**Goal of the exercise**
Every record below is to be retyped exactly.

**Extracted information**
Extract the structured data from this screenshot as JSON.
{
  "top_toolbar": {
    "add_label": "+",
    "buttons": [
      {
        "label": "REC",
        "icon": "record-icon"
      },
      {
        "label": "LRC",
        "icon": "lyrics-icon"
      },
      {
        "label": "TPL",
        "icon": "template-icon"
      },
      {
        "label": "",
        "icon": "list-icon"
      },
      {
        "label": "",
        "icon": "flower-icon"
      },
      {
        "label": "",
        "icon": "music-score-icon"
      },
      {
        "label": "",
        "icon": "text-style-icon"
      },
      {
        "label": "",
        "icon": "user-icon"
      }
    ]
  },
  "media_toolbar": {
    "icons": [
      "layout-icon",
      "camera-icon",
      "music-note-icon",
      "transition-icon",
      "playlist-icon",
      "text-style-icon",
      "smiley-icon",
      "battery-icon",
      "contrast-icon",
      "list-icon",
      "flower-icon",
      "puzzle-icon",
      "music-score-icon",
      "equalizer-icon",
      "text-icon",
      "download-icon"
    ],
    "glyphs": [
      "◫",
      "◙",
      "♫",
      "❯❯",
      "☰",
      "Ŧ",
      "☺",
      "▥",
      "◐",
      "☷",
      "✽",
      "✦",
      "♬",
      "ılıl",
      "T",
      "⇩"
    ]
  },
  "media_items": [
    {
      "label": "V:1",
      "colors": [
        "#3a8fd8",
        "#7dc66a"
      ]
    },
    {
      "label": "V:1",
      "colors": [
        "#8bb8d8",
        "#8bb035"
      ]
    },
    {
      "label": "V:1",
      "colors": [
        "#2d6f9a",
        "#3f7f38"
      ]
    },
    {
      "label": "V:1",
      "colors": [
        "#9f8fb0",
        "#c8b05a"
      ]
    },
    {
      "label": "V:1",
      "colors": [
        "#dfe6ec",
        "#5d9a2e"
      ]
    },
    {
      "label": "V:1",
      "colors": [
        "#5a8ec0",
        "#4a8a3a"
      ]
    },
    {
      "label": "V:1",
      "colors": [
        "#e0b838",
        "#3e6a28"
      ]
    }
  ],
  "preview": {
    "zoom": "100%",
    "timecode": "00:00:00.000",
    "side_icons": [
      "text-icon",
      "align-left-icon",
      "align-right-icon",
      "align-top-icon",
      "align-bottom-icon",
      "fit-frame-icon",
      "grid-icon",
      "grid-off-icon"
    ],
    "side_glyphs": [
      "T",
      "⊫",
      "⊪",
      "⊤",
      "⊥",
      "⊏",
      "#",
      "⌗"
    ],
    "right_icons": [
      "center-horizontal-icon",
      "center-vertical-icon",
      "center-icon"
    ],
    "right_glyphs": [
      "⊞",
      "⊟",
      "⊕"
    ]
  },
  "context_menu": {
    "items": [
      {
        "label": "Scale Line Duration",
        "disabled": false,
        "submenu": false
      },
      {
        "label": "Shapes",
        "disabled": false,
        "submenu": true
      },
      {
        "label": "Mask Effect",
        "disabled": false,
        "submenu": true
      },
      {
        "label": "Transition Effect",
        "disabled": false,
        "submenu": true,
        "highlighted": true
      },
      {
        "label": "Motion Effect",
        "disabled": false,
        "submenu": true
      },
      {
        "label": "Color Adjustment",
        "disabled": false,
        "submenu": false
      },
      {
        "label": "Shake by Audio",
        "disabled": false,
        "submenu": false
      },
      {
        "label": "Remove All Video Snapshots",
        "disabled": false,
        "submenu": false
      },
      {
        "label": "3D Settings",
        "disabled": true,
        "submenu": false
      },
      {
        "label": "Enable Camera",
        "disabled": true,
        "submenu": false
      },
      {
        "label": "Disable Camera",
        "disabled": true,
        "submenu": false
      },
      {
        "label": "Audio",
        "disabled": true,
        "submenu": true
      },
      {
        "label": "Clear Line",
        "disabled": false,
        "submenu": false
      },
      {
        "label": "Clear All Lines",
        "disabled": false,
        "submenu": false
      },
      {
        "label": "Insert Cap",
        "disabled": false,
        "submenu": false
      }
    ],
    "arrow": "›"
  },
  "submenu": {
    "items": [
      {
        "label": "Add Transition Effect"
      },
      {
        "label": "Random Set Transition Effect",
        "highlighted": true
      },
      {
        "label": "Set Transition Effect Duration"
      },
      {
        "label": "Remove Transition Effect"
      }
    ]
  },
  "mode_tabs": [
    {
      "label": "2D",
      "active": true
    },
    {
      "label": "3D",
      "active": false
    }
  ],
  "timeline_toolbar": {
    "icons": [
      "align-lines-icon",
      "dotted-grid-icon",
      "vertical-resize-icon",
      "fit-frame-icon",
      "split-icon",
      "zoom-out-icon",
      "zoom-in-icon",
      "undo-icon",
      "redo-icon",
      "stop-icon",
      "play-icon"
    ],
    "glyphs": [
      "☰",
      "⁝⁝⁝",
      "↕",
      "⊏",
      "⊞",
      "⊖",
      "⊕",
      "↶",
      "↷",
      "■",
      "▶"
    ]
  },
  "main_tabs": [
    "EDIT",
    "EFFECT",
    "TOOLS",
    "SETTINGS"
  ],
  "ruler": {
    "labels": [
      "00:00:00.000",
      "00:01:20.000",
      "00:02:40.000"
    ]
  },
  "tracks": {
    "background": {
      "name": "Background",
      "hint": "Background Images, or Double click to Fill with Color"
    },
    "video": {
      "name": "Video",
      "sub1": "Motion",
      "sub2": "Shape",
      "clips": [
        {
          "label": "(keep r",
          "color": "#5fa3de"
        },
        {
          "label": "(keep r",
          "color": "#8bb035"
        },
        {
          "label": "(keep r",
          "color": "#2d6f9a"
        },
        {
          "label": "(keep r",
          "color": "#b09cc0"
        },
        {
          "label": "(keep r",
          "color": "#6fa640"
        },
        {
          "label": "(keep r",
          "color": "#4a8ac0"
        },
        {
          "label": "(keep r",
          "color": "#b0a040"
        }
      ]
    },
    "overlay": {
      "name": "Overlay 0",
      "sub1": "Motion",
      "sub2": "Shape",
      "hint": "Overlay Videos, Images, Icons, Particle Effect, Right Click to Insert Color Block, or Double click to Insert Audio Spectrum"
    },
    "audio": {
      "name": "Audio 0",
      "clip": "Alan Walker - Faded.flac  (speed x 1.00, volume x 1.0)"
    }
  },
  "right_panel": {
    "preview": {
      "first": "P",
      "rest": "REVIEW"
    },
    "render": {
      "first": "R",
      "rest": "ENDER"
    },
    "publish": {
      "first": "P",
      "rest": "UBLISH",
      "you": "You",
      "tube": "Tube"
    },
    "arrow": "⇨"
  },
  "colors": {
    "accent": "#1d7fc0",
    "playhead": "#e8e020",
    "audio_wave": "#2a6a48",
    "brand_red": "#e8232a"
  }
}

**Written response**
Extract the structured data from this screenshot as JSON.
{
  "top_toolbar": {
    "add_label": "+",
    "buttons": [
      {
        "label": "REC",
        "icon": "record-icon"
      },
      {
        "label": "LRC",
        "icon": "lyrics-icon"
      },
      {
        "label": "TPL",
        "icon": "template-icon"
      },
      {
        "label": "",
        "icon": "list-icon"
      },
      {
        "label": "",
        "icon": "flower-icon"
      },
      {
        "label": "",
        "icon": "music-score-icon"
      },
      {
        "label": "",
        "icon": "text-style-icon"
      },
      {
        "label": "",
        "icon": "user-icon"
      }
    ]
  },
  "media_toolbar": {
    "icons": [
      "layout-icon",
      "camera-icon",
      "music-note-icon",
      "transition-icon",
      "playlist-icon",
      "text-style-icon",
      "smiley-icon",
      "battery-icon",
      "contrast-icon",
      "list-icon",
      "flower-icon",
      "puzzle-icon",
      "music-score-icon",
      "equalizer-icon",
      "text-icon",
      "download-icon"
    ],
    "glyphs": [
      "◫",
      "◙",
      "♫",
      "❯❯",
      "☰",
      "Ŧ",
      "☺",
      "▥",
      "◐",
      "☷",
      "✽",
      "✦",
      "♬",
      "ılıl",
      "T",
      "⇩"
    ]
  },
  "media_items": [
    {
      "label": "V:1",
      "colors": [
        "#3a8fd8",
        "#7dc66a"
      ]
    },
    {
      "label": "V:1",
      "colors": [
        "#8bb8d8",
        "#8bb035"
      ]
    },
    {
      "label": "V:1",
      "colors": [
        "#2d6f9a",
        "#3f7f38"
      ]
    },
    {
      "label": "V:1",
      "colors": [
        "#9f8fb0",
        "#c8b05a"
      ]
    },
    {
      "label": "V:1",
      "colors": [
        "#dfe6ec",
        "#5d9a2e"
      ]
    },
    {
      "label": "V:1",
      "colors": [
        "#5a8ec0",
        "#4a8a3a"
      ]
    },
    {
      "label": "V:1",
      "colors": [
        "#e0b838",
        "#3e6a28"
      ]
    }
  ],
  "preview": {
    "zoom": "100%",
    "timecode": "00:00:00.000",
    "side_icons": [
      "text-icon",
      "align-left-icon",
      "align-right-icon",
      "align-top-icon",
      "align-bottom-icon",
      "fit-frame-icon",
      "grid-icon",
      "grid-off-icon"
    ],
    "side_glyphs": [
      "T",
      "⊫",
      "⊪",
      "⊤",
      "⊥",
      "⊏",
      "#",
      "⌗"
    ],
    "right_icons": [
      "center-horizontal-icon",
      "center-vertical-icon",
      "center-icon"
    ],
    "right_glyphs": [
      "⊞",
      "⊟",
      "⊕"
    ]
  },
  "context_menu": {
    "items": [
      {
        "label": "Scale Line Duration",
        "disabled": false,
        "submenu": false
      },
      {
        "label": "Shapes",
        "disabled": false,
        "submenu": true
      },
      {
        "label": "Mask Effect",
        "disabled": false,
        "submenu": true
      },
      {
        "label": "Transition Effect",
        "disabled": false,
        "submenu": true,
        "highlighted": true
      },
      {
        "label": "Motion Effect",
        "disabled": false,
        "submenu": true
      },
      {
        "label": "Color Adjustment",
        "disabled": false,
        "submenu": false
      },
      {
        "label": "Shake by Audio",
        "disabled": false,
        "submenu": false
      },
      {
        "label": "Remove All Video Snapshots",
        "disabled": false,
        "submenu": false
      },
      {
        "label": "3D Settings",
        "disabled": true,
        "submenu": false
      },
      {
        "label": "Enable Camera",
        "disabled": true,
        "submenu": false
      },
      {
        "label": "Disable Camera",
        "disabled": true,
        "submenu": false
      },
      {
        "label": "Audio",
        "disabled": true,
        "submenu": true
      },
      {
        "label": "Clear Line",
        "disabled": false,
        "submenu": false
      },
      {
        "label": "Clear All Lines",
        "disabled": false,
        "submenu": false
      },
      {
        "label": "Insert Cap",
        "disabled": false,
        "submenu": false
      }
    ],
    "arrow": "›"
  },
  "submenu": {
    "items": [
      {
        "label": "Add Transition Effect"
      },
      {
        "label": "Random Set Transition Effect",
        "highlighted": true
      },
      {
        "label": "Set Transition Effect Duration"
      },
      {
        "label": "Remove Transition Effect"
      }
    ]
  },
  "mode_tabs": [
    {
      "label": "2D",
      "active": true
    },
    {
      "label": "3D",
      "active": false
    }
  ],
  "timeline_toolbar": {
    "icons": [
      "align-lines-icon",
      "dotted-grid-icon",
      "vertical-resize-icon",
      "fit-frame-icon",
      "split-icon",
      "zoom-out-icon",
      "zoom-in-icon",
      "undo-icon",
      "redo-icon",
      "stop-icon",
      "play-icon"
    ],
    "glyphs": [
      "☰",
      "⁝⁝⁝",
      "↕",
      "⊏",
      "⊞",
      "⊖",
      "⊕",
      "↶",
      "↷",
      "■",
      "▶"
    ]
  },
  "main_tabs": [
    "EDIT",
    "EFFECT",
    "TOOLS",
    "SETTINGS"
  ],
  "ruler": {
    "labels": [
      "00:00:00.000",
      "00:01:20.000",
      "00:02:40.000"
    ]
  },
  "tracks": {
    "background": {
      "name": "Background",
      "hint": "Background Images, or Double click to Fill with Color"
    },
    "video": {
      "name": "Video",
      "sub1": "Motion",
      "sub2": "Shape",
      "clips": [
        {
          "label": "(keep r",
          "color": "#5fa3de"
        },
        {
          "label": "(keep r",
          "color": "#8bb035"
        },
        {
          "label": "(keep r",
          "color": "#2d6f9a"
        },
        {
          "label": "(keep r",
          "color": "#b09cc0"
        },
        {
          "label": "(keep r",
          "color": "#6fa640"
        },
        {
          "label": "(keep r",
          "color": "#4a8ac0"
        },
        {
          "label": "(keep r",
          "color": "#b0a040"
        }
      ]
    },
    "overlay": {
      "name": "Overlay 0",
      "sub1": "Motion",
      "sub2": "Shape",
      "hint": "Overlay Videos, Images, Icons, Particle Effect, Right Click to Insert Color Block, or Double click to Insert Audio Spectrum"
    },
    "audio": {
      "name": "Audio 0",
      "clip": "Alan Walker - Faded.flac  (speed x 1.00, volume x 1.0)"
    }
  },
  "right_panel": {
    "preview": {
      "first": "P",
      "rest": "REVIEW"
    },
    "render": {
      "first": "R",
      "rest": "ENDER"
    },
    "publish": {
      "first": "P",
      "rest": "UBLISH",
      "you": "You",
      "tube": "Tube"
    },
    "arrow": "⇨"
  },
  "colors": {
    "accent": "#1d7fc0",
    "playhead": "#e8e020",
    "audio_wave": "#2a6a48",
    "brand_red": "#e8232a"
  }
}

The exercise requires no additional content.